--- Records to process ---
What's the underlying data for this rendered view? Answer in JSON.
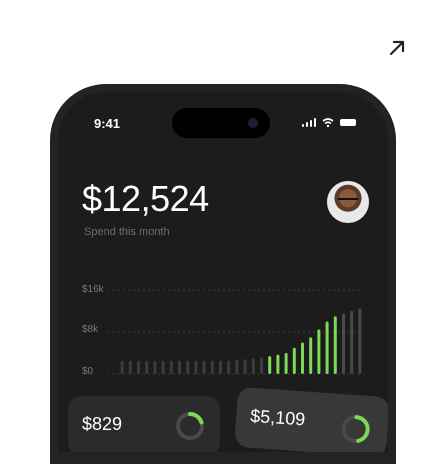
{
  "status_bar": {
    "time": "9:41"
  },
  "header": {
    "balance": "$12,524",
    "subtitle": "Spend this month"
  },
  "chart_data": {
    "type": "bar",
    "y_ticks": [
      "$16k",
      "$8k",
      "$0"
    ],
    "ylim": [
      0,
      16000
    ],
    "grid": true,
    "values": [
      2500,
      2500,
      2500,
      2500,
      2500,
      2500,
      2500,
      2500,
      2500,
      2500,
      2500,
      2500,
      2500,
      2600,
      2700,
      2800,
      3000,
      3200,
      3400,
      3700,
      4000,
      5000,
      6000,
      7000,
      8500,
      10000,
      11000,
      11500,
      12000,
      12500
    ]
  },
  "cards": [
    {
      "value": "$829",
      "progress": 0.2
    },
    {
      "value": "$5,109",
      "progress": 0.45
    }
  ],
  "colors": {
    "accent": "#7ed957",
    "bar_muted": "#3c3c3c",
    "bar_dim": "#4a4a4a"
  }
}
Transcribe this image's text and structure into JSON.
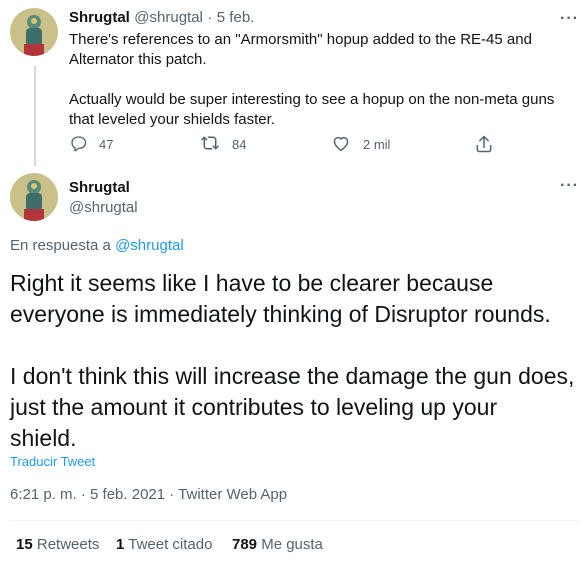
{
  "tweet1": {
    "name": "Shrugtal",
    "handle": "@shrugtal",
    "separator": "·",
    "date": "5 feb.",
    "text": "There's references to an \"Armorsmith\" hopup added to the RE-45 and\nAlternator this patch.\n\nActually would be super interesting to see a hopup on the non-meta guns\nthat leveled your shields faster.",
    "actions": {
      "replies": "47",
      "retweets": "84",
      "likes": "2 mil"
    }
  },
  "tweet2": {
    "name": "Shrugtal",
    "handle": "@shrugtal",
    "reply_prefix": "En respuesta a",
    "reply_to": "@shrugtal",
    "text": "Right it seems like I have to be clearer because\neveryone is immediately thinking of Disruptor rounds.\n\nI don't think this will increase the damage the gun does,\njust the amount it contributes to leveling up your\nshield.",
    "translate": "Traducir Tweet",
    "timestamp": "6:21 p. m. · 5 feb. 2021 · Twitter Web App",
    "stats": {
      "retweets_count": "15",
      "retweets_label": "Retweets",
      "quotes_count": "1",
      "quotes_label": "Tweet citado",
      "likes_count": "789",
      "likes_label": "Me gusta"
    }
  },
  "more_glyph": "···",
  "colors": {
    "accent": "#1d9bf0",
    "text": "#0f1419",
    "muted": "#536471",
    "line": "#cfd9de"
  },
  "icons": {
    "reply": "reply-icon",
    "retweet": "retweet-icon",
    "like": "heart-icon",
    "share": "share-icon",
    "more": "more-icon"
  }
}
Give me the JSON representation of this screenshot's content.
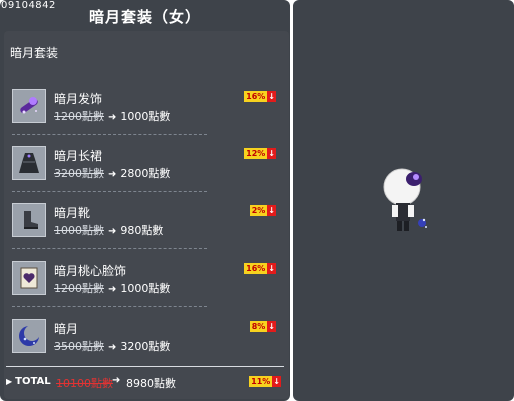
{
  "code": "09104842",
  "title": "暗月套装（女）",
  "subtitle": "暗月套装",
  "items": [
    {
      "name": "暗月发饰",
      "old_price": "1200點數",
      "new_price": "1000點數",
      "discount": "16%",
      "icon": "purple-hairpin-icon"
    },
    {
      "name": "暗月长裙",
      "old_price": "3200點數",
      "new_price": "2800點數",
      "discount": "12%",
      "icon": "dark-dress-icon"
    },
    {
      "name": "暗月靴",
      "old_price": "1000點數",
      "new_price": "980點數",
      "discount": "2%",
      "icon": "boot-icon"
    },
    {
      "name": "暗月桃心脸饰",
      "old_price": "1200點數",
      "new_price": "1000點數",
      "discount": "16%",
      "icon": "heart-face-accessory-icon"
    },
    {
      "name": "暗月",
      "old_price": "3500點數",
      "new_price": "3200點數",
      "discount": "8%",
      "icon": "crescent-moon-icon"
    }
  ],
  "total": {
    "label": "TOTAL",
    "old_price": "10100點數",
    "new_price": "8980點數",
    "discount": "11%"
  },
  "arrow_symbol": "➜",
  "down_symbol": "↓",
  "colors": {
    "panel": "#3e434a",
    "badge_yellow": "#f7d21f",
    "badge_red": "#e21b1b",
    "total_old": "#e23333"
  }
}
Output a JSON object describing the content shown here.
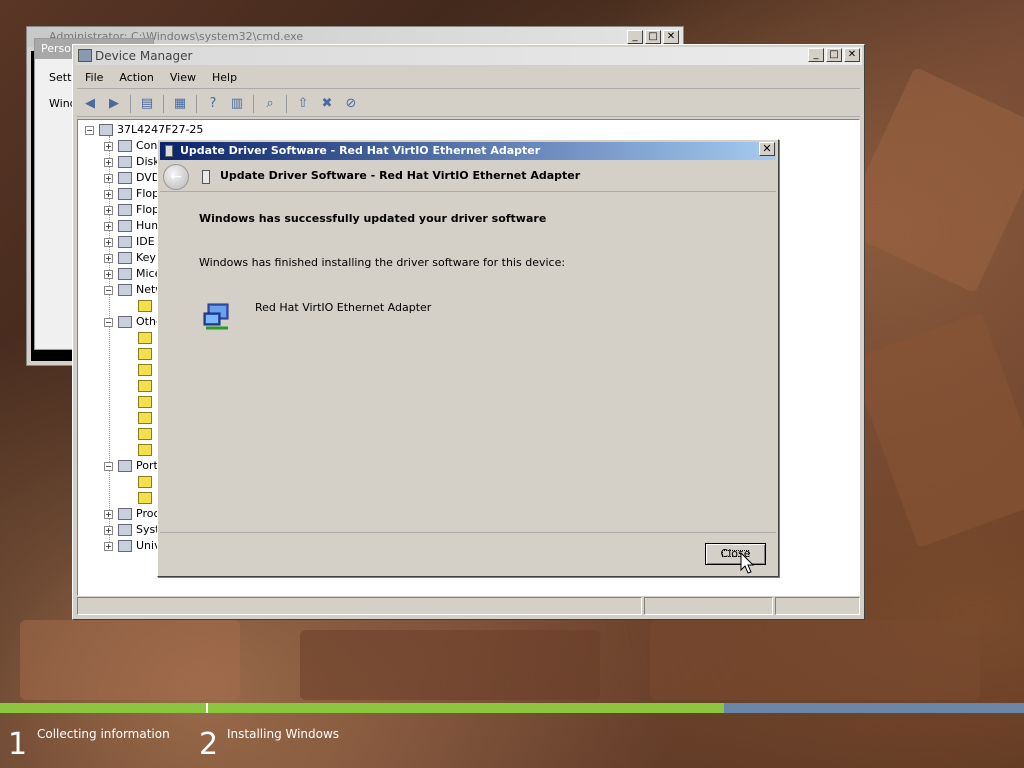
{
  "cmd_window": {
    "title": "Administrator: C:\\Windows\\system32\\cmd.exe",
    "minimize": "_",
    "maximize": "□",
    "close": "✕"
  },
  "personalization": {
    "title": "Perso",
    "items": [
      "Settin",
      "Windo"
    ]
  },
  "device_manager": {
    "title": "Device Manager",
    "menu": [
      "File",
      "Action",
      "View",
      "Help"
    ],
    "root": "37L4247F27-25",
    "categories": [
      {
        "label": "Con",
        "expand": "+"
      },
      {
        "label": "Disk",
        "expand": "+"
      },
      {
        "label": "DVD",
        "expand": "+"
      },
      {
        "label": "Flop",
        "expand": "+"
      },
      {
        "label": "Flop",
        "expand": "+"
      },
      {
        "label": "Hum",
        "expand": "+"
      },
      {
        "label": "IDE",
        "expand": "+"
      },
      {
        "label": "Key",
        "expand": "+"
      },
      {
        "label": "Mice",
        "expand": "+"
      },
      {
        "label": "Netw",
        "expand": "−"
      },
      {
        "label": "Othe",
        "expand": "−"
      },
      {
        "label": "Port",
        "expand": "−"
      },
      {
        "label": "Proc",
        "expand": "+"
      },
      {
        "label": "Syst",
        "expand": "+"
      },
      {
        "label": "Univ",
        "expand": "+"
      }
    ],
    "minimize": "_",
    "maximize": "□",
    "close": "✕"
  },
  "dialog": {
    "title": "Update Driver Software - Red Hat VirtIO Ethernet Adapter",
    "header_title": "Update Driver Software - Red Hat VirtIO Ethernet Adapter",
    "success_heading": "Windows has successfully updated your driver software",
    "finished_text": "Windows has finished installing the driver software for this device:",
    "device_name": "Red Hat VirtIO Ethernet Adapter",
    "close_button": "Close",
    "close_x": "✕"
  },
  "setup_progress": {
    "fraction_complete": 0.707,
    "steps": [
      {
        "number": "1",
        "label": "Collecting information"
      },
      {
        "number": "2",
        "label": "Installing Windows"
      }
    ],
    "colors": {
      "done": "#8cc63e",
      "remaining": "#6a86a8"
    }
  }
}
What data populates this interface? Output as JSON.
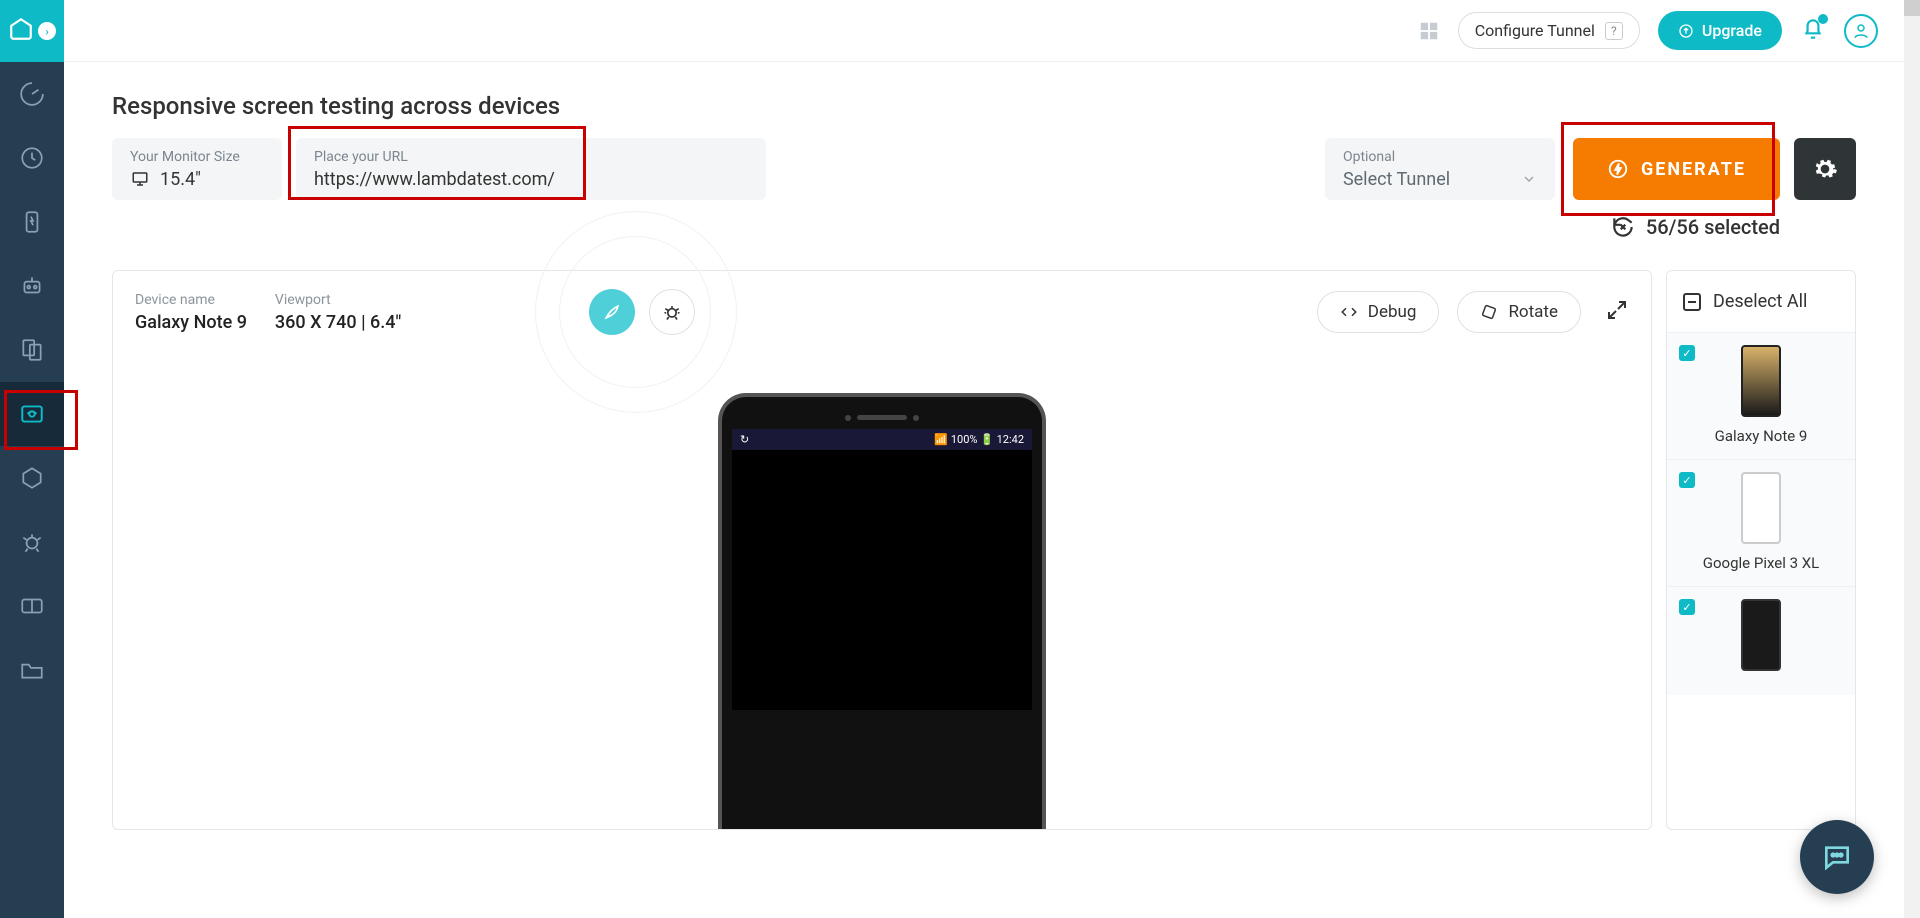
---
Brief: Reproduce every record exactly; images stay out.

Answer to the problem:
What's the underlying data for this rendered view? Answer in JSON.
{
  "status_bar": {
    "time": "9:41"
  },
  "header": {
    "balance": "$12,524",
    "subtitle": "Spend this month"
  },
  "chart_data": {
    "type": "bar",
    "y_ticks": [
      "$16k",
      "$8k",
      "$0"
    ],
    "ylim": [
      0,
      16000
    ],
    "grid": true,
    "values": [
      2500,
      2500,
      2500,
      2500,
      2500,
      2500,
      2500,
      2500,
      2500,
      2500,
      2500,
      2500,
      2500,
      2600,
      2700,
      2800,
      3000,
      3200,
      3400,
      3700,
      4000,
      5000,
      6000,
      7000,
      8500,
      10000,
      11000,
      11500,
      12000,
      12500
    ]
  },
  "cards": [
    {
      "value": "$829",
      "progress": 0.2
    },
    {
      "value": "$5,109",
      "progress": 0.45
    }
  ],
  "colors": {
    "accent": "#7ed957",
    "bar_muted": "#3c3c3c",
    "bar_dim": "#4a4a4a"
  }
}
Transcribe this image's text and structure into JSON.
{
  "tweet1": {
    "name": "Shrugtal",
    "handle": "@shrugtal",
    "separator": "·",
    "date": "5 feb.",
    "text": "There's references to an \"Armorsmith\" hopup added to the RE-45 and\nAlternator this patch.\n\nActually would be super interesting to see a hopup on the non-meta guns\nthat leveled your shields faster.",
    "actions": {
      "replies": "47",
      "retweets": "84",
      "likes": "2 mil"
    }
  },
  "tweet2": {
    "name": "Shrugtal",
    "handle": "@shrugtal",
    "reply_prefix": "En respuesta a",
    "reply_to": "@shrugtal",
    "text": "Right it seems like I have to be clearer because\neveryone is immediately thinking of Disruptor rounds.\n\nI don't think this will increase the damage the gun does,\njust the amount it contributes to leveling up your\nshield.",
    "translate": "Traducir Tweet",
    "timestamp": "6:21 p. m. · 5 feb. 2021 · Twitter Web App",
    "stats": {
      "retweets_count": "15",
      "retweets_label": "Retweets",
      "quotes_count": "1",
      "quotes_label": "Tweet citado",
      "likes_count": "789",
      "likes_label": "Me gusta"
    }
  },
  "more_glyph": "···",
  "colors": {
    "accent": "#1d9bf0",
    "text": "#0f1419",
    "muted": "#536471",
    "line": "#cfd9de"
  },
  "icons": {
    "reply": "reply-icon",
    "retweet": "retweet-icon",
    "like": "heart-icon",
    "share": "share-icon",
    "more": "more-icon"
  }
}
Give me the JSON representation of this screenshot's content.
{
  "code": "09104842",
  "title": "暗月套装（女）",
  "subtitle": "暗月套装",
  "items": [
    {
      "name": "暗月发饰",
      "old_price": "1200點數",
      "new_price": "1000點數",
      "discount": "16%",
      "icon": "purple-hairpin-icon"
    },
    {
      "name": "暗月长裙",
      "old_price": "3200點數",
      "new_price": "2800點數",
      "discount": "12%",
      "icon": "dark-dress-icon"
    },
    {
      "name": "暗月靴",
      "old_price": "1000點數",
      "new_price": "980點數",
      "discount": "2%",
      "icon": "boot-icon"
    },
    {
      "name": "暗月桃心脸饰",
      "old_price": "1200點數",
      "new_price": "1000點數",
      "discount": "16%",
      "icon": "heart-face-accessory-icon"
    },
    {
      "name": "暗月",
      "old_price": "3500點數",
      "new_price": "3200點數",
      "discount": "8%",
      "icon": "crescent-moon-icon"
    }
  ],
  "total": {
    "label": "TOTAL",
    "old_price": "10100點數",
    "new_price": "8980點數",
    "discount": "11%"
  },
  "arrow_symbol": "➜",
  "down_symbol": "↓",
  "colors": {
    "panel": "#3e434a",
    "badge_yellow": "#f7d21f",
    "badge_red": "#e21b1b",
    "total_old": "#e23333"
  }
}
Output a JSON object describing the content shown here.
{
  "cmd_window": {
    "title": "Administrator: C:\\Windows\\system32\\cmd.exe",
    "minimize": "_",
    "maximize": "□",
    "close": "✕"
  },
  "personalization": {
    "title": "Perso",
    "items": [
      "Settin",
      "Windo"
    ]
  },
  "device_manager": {
    "title": "Device Manager",
    "menu": [
      "File",
      "Action",
      "View",
      "Help"
    ],
    "root": "37L4247F27-25",
    "categories": [
      {
        "label": "Con",
        "expand": "+"
      },
      {
        "label": "Disk",
        "expand": "+"
      },
      {
        "label": "DVD",
        "expand": "+"
      },
      {
        "label": "Flop",
        "expand": "+"
      },
      {
        "label": "Flop",
        "expand": "+"
      },
      {
        "label": "Hum",
        "expand": "+"
      },
      {
        "label": "IDE",
        "expand": "+"
      },
      {
        "label": "Key",
        "expand": "+"
      },
      {
        "label": "Mice",
        "expand": "+"
      },
      {
        "label": "Netw",
        "expand": "−"
      },
      {
        "label": "Othe",
        "expand": "−"
      },
      {
        "label": "Port",
        "expand": "−"
      },
      {
        "label": "Proc",
        "expand": "+"
      },
      {
        "label": "Syst",
        "expand": "+"
      },
      {
        "label": "Univ",
        "expand": "+"
      }
    ],
    "minimize": "_",
    "maximize": "□",
    "close": "✕"
  },
  "dialog": {
    "title": "Update Driver Software - Red Hat VirtIO Ethernet Adapter",
    "header_title": "Update Driver Software - Red Hat VirtIO Ethernet Adapter",
    "success_heading": "Windows has successfully updated your driver software",
    "finished_text": "Windows has finished installing the driver software for this device:",
    "device_name": "Red Hat VirtIO Ethernet Adapter",
    "close_button": "Close",
    "close_x": "✕"
  },
  "setup_progress": {
    "fraction_complete": 0.707,
    "steps": [
      {
        "number": "1",
        "label": "Collecting information"
      },
      {
        "number": "2",
        "label": "Installing Windows"
      }
    ],
    "colors": {
      "done": "#8cc63e",
      "remaining": "#6a86a8"
    }
  }
}
What data populates this interface? Output as JSON.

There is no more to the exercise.